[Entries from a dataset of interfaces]

-- Opening Marker --

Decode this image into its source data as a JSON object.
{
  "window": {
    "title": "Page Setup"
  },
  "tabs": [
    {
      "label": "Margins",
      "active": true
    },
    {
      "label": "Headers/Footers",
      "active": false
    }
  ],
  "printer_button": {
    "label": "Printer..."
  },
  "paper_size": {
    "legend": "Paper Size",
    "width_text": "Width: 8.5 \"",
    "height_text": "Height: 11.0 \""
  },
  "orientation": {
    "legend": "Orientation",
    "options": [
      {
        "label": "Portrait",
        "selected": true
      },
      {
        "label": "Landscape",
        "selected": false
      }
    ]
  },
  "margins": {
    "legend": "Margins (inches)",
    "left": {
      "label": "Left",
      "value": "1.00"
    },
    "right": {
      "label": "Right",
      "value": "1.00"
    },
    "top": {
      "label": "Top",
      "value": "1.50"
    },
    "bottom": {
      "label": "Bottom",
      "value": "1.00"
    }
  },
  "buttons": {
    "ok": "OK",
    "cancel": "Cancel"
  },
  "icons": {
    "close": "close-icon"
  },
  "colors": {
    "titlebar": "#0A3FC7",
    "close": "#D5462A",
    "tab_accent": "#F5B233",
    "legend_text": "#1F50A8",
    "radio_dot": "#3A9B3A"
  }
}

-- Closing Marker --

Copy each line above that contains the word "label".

      "label": "Margins",
      "label": "Headers/Footers",
    "label": "Printer..."
        "label": "Portrait",
        "label": "Landscape",
      "label": "Left",
      "label": "Right",
      "label": "Top",
      "label": "Bottom",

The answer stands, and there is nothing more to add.